“Will is my go-go-go guy,” says his mother, Stefani. “Normally, this would be wonderful, but he has mitochondrial and primary immunodeficiency diseases. If we don’t keep an eye on him, he’ll run himself into the ground.”
Will and his 8-year-old sister, Sasha, are the newest “members” of the university’s football and field hockey teams, respectively. The Bush family was introduced to Bentley through Team IMPACT, a Quincy, Mass.-based organization that aims to improve the lives of seriously ill children by pairing them with college athletic teams.
Other Falcon teams, including men’s hockey and women’s basketball, have also taken part in the program. The children are “recruited” by the teams, given a personalized Bentley jersey, and reserved a place of honor at practices and games. Some may even get their own locker.
Teams must meet a few simple requirements to guarantee each child’s safety, but can otherwise develop their own approach to the relationships. The field hockey team, for example, sent photos and player bios to Sasha before they met.

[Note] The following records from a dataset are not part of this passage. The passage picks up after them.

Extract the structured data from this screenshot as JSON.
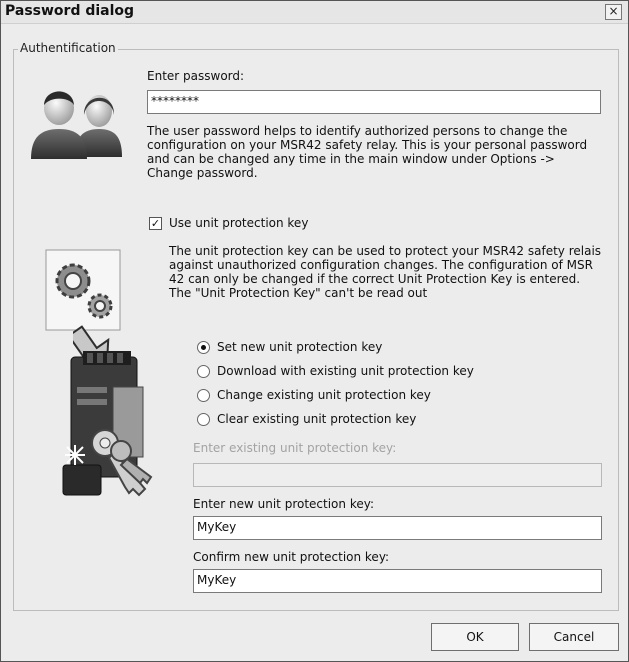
{
  "window": {
    "title": "Password dialog",
    "close_glyph": "×"
  },
  "auth": {
    "group_label": "Authentification",
    "password_label": "Enter password:",
    "password_value": "********",
    "password_help": "The user password helps to identify authorized persons to change the configuration on your MSR42 safety relay. This is your personal password and can be changed any time in the main window under Options -> Change password."
  },
  "protection": {
    "checkbox_label": "Use unit protection key",
    "checkbox_checked": true,
    "description": "The unit protection key can be used to protect your MSR42 safety relais against unauthorized configuration changes. The configuration of MSR 42 can only be changed if the correct Unit Protection Key is entered. The \"Unit Protection Key\" can't be read out",
    "options": [
      {
        "label": "Set new unit protection key",
        "selected": true
      },
      {
        "label": "Download with existing unit protection key",
        "selected": false
      },
      {
        "label": "Change existing unit protection key",
        "selected": false
      },
      {
        "label": "Clear existing unit protection key",
        "selected": false
      }
    ],
    "existing_key_label": "Enter existing unit protection key:",
    "existing_key_value": "",
    "new_key_label": "Enter new unit protection key:",
    "new_key_value": "MyKey",
    "confirm_key_label": "Confirm new unit protection key:",
    "confirm_key_value": "MyKey"
  },
  "buttons": {
    "ok": "OK",
    "cancel": "Cancel"
  },
  "icons": [
    "users-icon",
    "gears-icon",
    "arrow-icon",
    "safety-relay-icon",
    "keys-icon"
  ]
}
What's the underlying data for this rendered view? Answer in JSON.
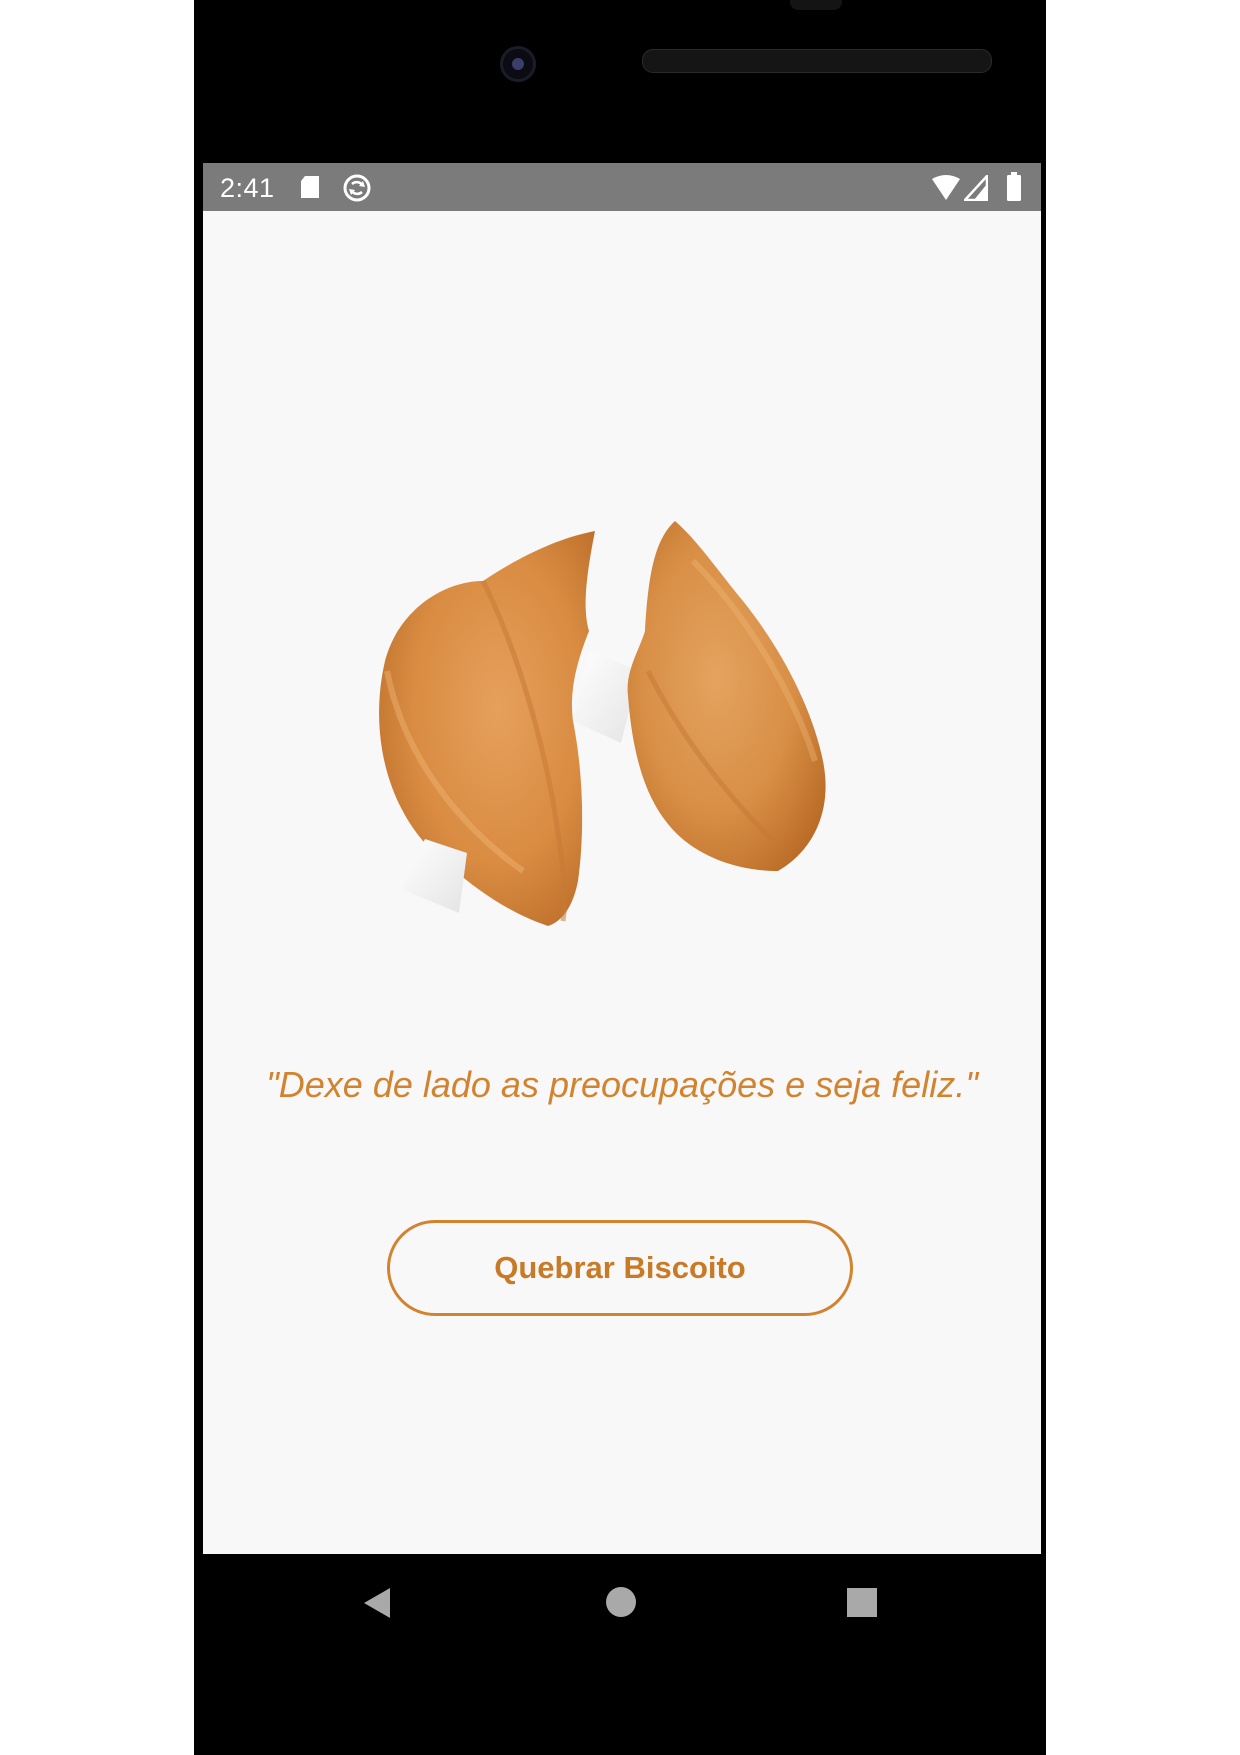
{
  "status_bar": {
    "time": "2:41",
    "left_icons": [
      "sd-card-icon",
      "sync-icon"
    ],
    "right_icons": [
      "wifi-icon",
      "signal-icon",
      "battery-icon"
    ],
    "background": "#7b7b7b"
  },
  "app": {
    "background": "#f8f8f8",
    "accent_color": "#d2832f",
    "image": "fortune-cookie-image",
    "quote": "\"Dexe de lado as preocupações e seja feliz.\"",
    "button_label": "Quebrar Biscoito"
  },
  "nav_bar": {
    "buttons": [
      "back-icon",
      "home-icon",
      "recents-icon"
    ]
  }
}
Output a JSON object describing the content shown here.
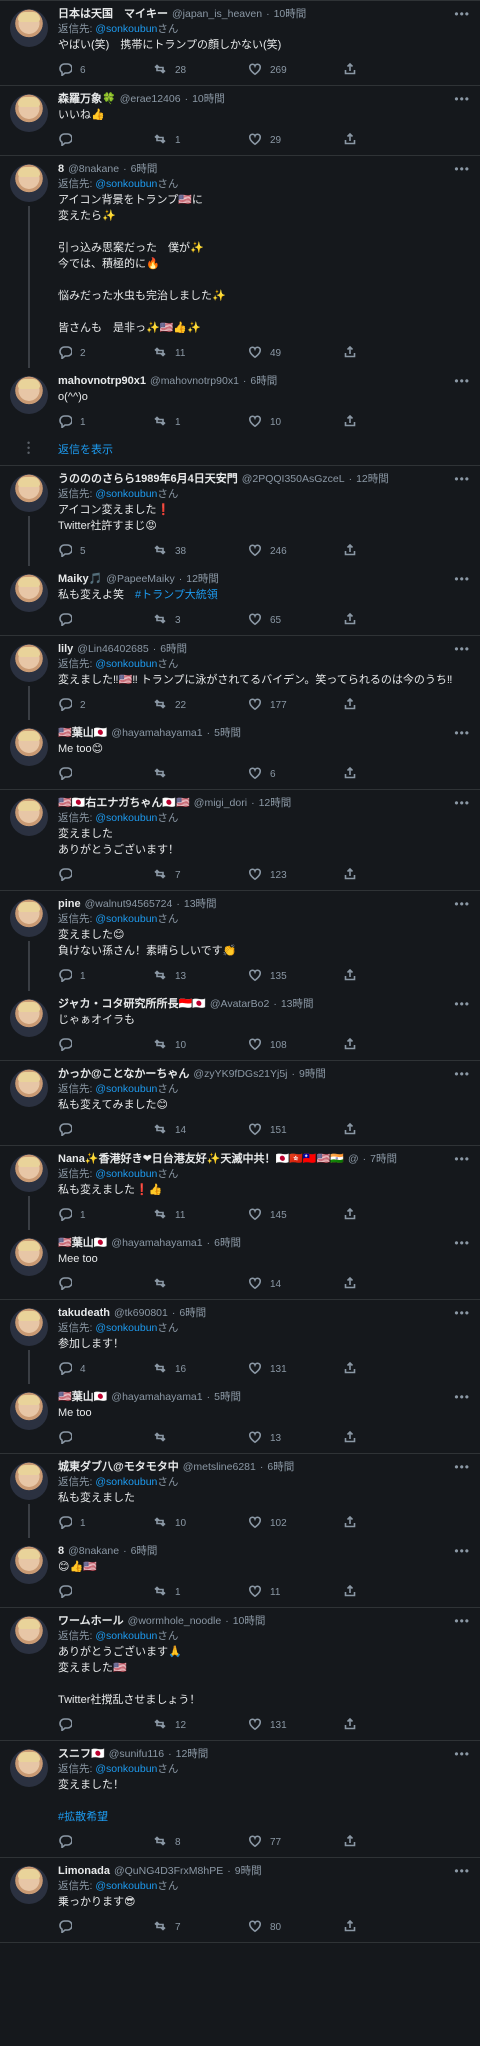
{
  "feed": {
    "reply_prefix": "返信先:",
    "show_replies_label": "返信を表示",
    "tweets": [
      {
        "id": "t1",
        "name": "日本は天国　マイキー",
        "handle": "@japan_is_heaven",
        "time": "10時間",
        "reply_to": "@sonkoubun",
        "reply_suffix": "さん",
        "body": "やばい(笑)　携帯にトランプの顔しかない(笑)",
        "replies": "6",
        "retweets": "28",
        "likes": "269",
        "sep": true,
        "thread_down": false
      },
      {
        "id": "t2",
        "name": "森羅万象🍀",
        "handle": "@erae12406",
        "time": "10時間",
        "reply_to": "",
        "reply_suffix": "",
        "body": "いいね👍",
        "replies": "",
        "retweets": "1",
        "likes": "29",
        "sep": true,
        "thread_down": false
      },
      {
        "id": "t3",
        "name": "8",
        "handle": "@8nakane",
        "time": "6時間",
        "reply_to": "@sonkoubun",
        "reply_suffix": "さん",
        "body": "アイコン背景をトランプ🇺🇸に\n変えたら✨\n\n引っ込み思案だった　僕が✨\n今では、積極的に🔥\n\n悩みだった水虫も完治しました✨\n\n皆さんも　是非っ✨🇺🇸👍✨",
        "replies": "2",
        "retweets": "11",
        "likes": "49",
        "sep": true,
        "thread_down": true
      },
      {
        "id": "t4",
        "name": "mahovnotrp90x1",
        "handle": "@mahovnotrp90x1",
        "time": "6時間",
        "reply_to": "",
        "reply_suffix": "",
        "body": "o(^^)o",
        "replies": "1",
        "retweets": "1",
        "likes": "10",
        "sep": false,
        "thread_down": false,
        "show_more": true
      },
      {
        "id": "t5",
        "name": "うのののさらら1989年6月4日天安門",
        "handle": "@2PQQI350AsGzceL",
        "time": "12時間",
        "reply_to": "@sonkoubun",
        "reply_suffix": "さん",
        "body": "アイコン変えました❗\nTwitter社許すまじ😡",
        "replies": "5",
        "retweets": "38",
        "likes": "246",
        "sep": true,
        "thread_down": true
      },
      {
        "id": "t6",
        "name": "Maiky🎵",
        "handle": "@PapeeMaiky",
        "time": "12時間",
        "reply_to": "",
        "reply_suffix": "",
        "body": "私も変えよ笑　#トランプ大統領",
        "replies": "",
        "retweets": "3",
        "likes": "65",
        "sep": false,
        "thread_down": false
      },
      {
        "id": "t7",
        "name": "lily",
        "handle": "@Lin46402685",
        "time": "6時間",
        "reply_to": "@sonkoubun",
        "reply_suffix": "さん",
        "body": "変えました‼🇺🇸‼ トランプに泳がされてるバイデン。笑ってられるのは今のうち‼",
        "replies": "2",
        "retweets": "22",
        "likes": "177",
        "sep": true,
        "thread_down": true
      },
      {
        "id": "t8",
        "name": "🇺🇸葉山🇯🇵",
        "handle": "@hayamahayama1",
        "time": "5時間",
        "reply_to": "",
        "reply_suffix": "",
        "body": "Me too😊",
        "replies": "",
        "retweets": "",
        "likes": "6",
        "sep": false,
        "thread_down": false
      },
      {
        "id": "t9",
        "name": "🇺🇸🇯🇵右エナガちゃん🇯🇵🇺🇸",
        "handle": "@migi_dori",
        "time": "12時間",
        "reply_to": "@sonkoubun",
        "reply_suffix": "さん",
        "body": "変えました\nありがとうございます！",
        "replies": "",
        "retweets": "7",
        "likes": "123",
        "sep": true,
        "thread_down": false
      },
      {
        "id": "t10",
        "name": "pine",
        "handle": "@walnut94565724",
        "time": "13時間",
        "reply_to": "@sonkoubun",
        "reply_suffix": "さん",
        "body": "変えました😊\n負けない孫さん！素晴らしいです👏",
        "replies": "1",
        "retweets": "13",
        "likes": "135",
        "sep": true,
        "thread_down": true
      },
      {
        "id": "t11",
        "name": "ジャカ・コタ研究所所長🇮🇩🇯🇵",
        "handle": "@AvatarBo2",
        "time": "13時間",
        "reply_to": "",
        "reply_suffix": "",
        "body": "じゃぁオイラも",
        "replies": "",
        "retweets": "10",
        "likes": "108",
        "sep": false,
        "thread_down": false
      },
      {
        "id": "t12",
        "name": "かっか@ことなかーちゃん",
        "handle": "@zyYK9fDGs21Yj5j",
        "time": "9時間",
        "reply_to": "@sonkoubun",
        "reply_suffix": "さん",
        "body": "私も変えてみました😊",
        "replies": "",
        "retweets": "14",
        "likes": "151",
        "sep": true,
        "thread_down": false
      },
      {
        "id": "t13",
        "name": "Nana✨香港好き❤日台港友好✨天滅中共！🇯🇵🇭🇰🇹🇼🇺🇸🇮🇳",
        "handle": "@",
        "time": "7時間",
        "reply_to": "@sonkoubun",
        "reply_suffix": "さん",
        "body": "私も変えました❗👍",
        "replies": "1",
        "retweets": "11",
        "likes": "145",
        "sep": true,
        "thread_down": true
      },
      {
        "id": "t14",
        "name": "🇺🇸葉山🇯🇵",
        "handle": "@hayamahayama1",
        "time": "6時間",
        "reply_to": "",
        "reply_suffix": "",
        "body": "Mee too",
        "replies": "",
        "retweets": "",
        "likes": "14",
        "sep": false,
        "thread_down": false
      },
      {
        "id": "t15",
        "name": "takudeath",
        "handle": "@tk690801",
        "time": "6時間",
        "reply_to": "@sonkoubun",
        "reply_suffix": "さん",
        "body": "参加します！",
        "replies": "4",
        "retweets": "16",
        "likes": "131",
        "sep": true,
        "thread_down": true
      },
      {
        "id": "t16",
        "name": "🇺🇸葉山🇯🇵",
        "handle": "@hayamahayama1",
        "time": "5時間",
        "reply_to": "",
        "reply_suffix": "",
        "body": "Me too",
        "replies": "",
        "retweets": "",
        "likes": "13",
        "sep": false,
        "thread_down": false
      },
      {
        "id": "t17",
        "name": "城東ダブ八@モタモタ中",
        "handle": "@metsline6281",
        "time": "6時間",
        "reply_to": "@sonkoubun",
        "reply_suffix": "さん",
        "body": "私も変えました",
        "replies": "1",
        "retweets": "10",
        "likes": "102",
        "sep": true,
        "thread_down": true
      },
      {
        "id": "t18",
        "name": "8",
        "handle": "@8nakane",
        "time": "6時間",
        "reply_to": "",
        "reply_suffix": "",
        "body": "😊👍🇺🇸",
        "replies": "",
        "retweets": "1",
        "likes": "11",
        "sep": false,
        "thread_down": false
      },
      {
        "id": "t19",
        "name": "ワームホール",
        "handle": "@wormhole_noodle",
        "time": "10時間",
        "reply_to": "@sonkoubun",
        "reply_suffix": "さん",
        "body": "ありがとうございます🙏\n変えました🇺🇸\n\nTwitter社撹乱させましょう！",
        "replies": "",
        "retweets": "12",
        "likes": "131",
        "sep": true,
        "thread_down": false
      },
      {
        "id": "t20",
        "name": "スニフ🇯🇵",
        "handle": "@sunifu116",
        "time": "12時間",
        "reply_to": "@sonkoubun",
        "reply_suffix": "さん",
        "body": "変えました！\n\n#拡散希望",
        "replies": "",
        "retweets": "8",
        "likes": "77",
        "sep": true,
        "thread_down": false
      },
      {
        "id": "t21",
        "name": "Limonada",
        "handle": "@QuNG4D3FrxM8hPE",
        "time": "9時間",
        "reply_to": "@sonkoubun",
        "reply_suffix": "さん",
        "body": "乗っかります😎",
        "replies": "",
        "retweets": "7",
        "likes": "80",
        "sep": true,
        "thread_down": false
      }
    ]
  }
}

“Sasha and her mom sang a beautiful song about faith, hope, prayer and healing,” says coach Jessica Spencer. “We teared up, and it helped us to realize the family’s daily struggle.”
Sasha, too, suffers from mitochondrial disease, a condition where the small substructures in cells don’t produce enough energy to support proper cell function and growth. Also like her brother, she has a compromised immune system that makes her more susceptible to infection. The siblings can’t participate in competitive sports, and rarely get to play with their peers. This past winter, they were homebound, venturing out only for health-care appointments.
“Getting involved with Bentley in the spring lifted a great weight from their shoulders,” says Stefani, a talented musician who was diagnosed with mitochondrial disease as an adult. “For Will and Sasha to know that they’re a part of something bigger than themselves, and that they matter to people outside of their family, means the world to them.”
The relationships benefit all sides. “We’re integrating Will into our football family, so this has a deeper impact than other volunteer efforts,” says starting quarterback Danny Guadagnoli ’14, an honors student and longtime participant in community service. “Because of Will, I feel genuine gratitude for things I used to take for granted, like going to college and playing sports. Will has made me realize that everyone should love life and live every moment happily.”
Becoming involved with Team IMPACT requires a long-term commitment and understanding that not every story has a happy ending.
Bentley’s first Team IMPACT experience, where the men’s hockey team “drafted” Framingham teen Mike Eden, ended on a somber note when the honor-roll student succumbed to
a rare form of cancer in May 2012.
“Mike traveled with us, was with us through our playoff run [in 2012] and the players used to go to his house and play video games,” says coach Ryan Soderquist. “I really think our guys became better people because of their relationship with Mike.”
The Yawkey Foundations have recognized Bentley University’s longstanding commitment to service-learning and awarded the university $500,000 to educate students to effectively lead nonprofit organizations and expand student efforts to help community groups.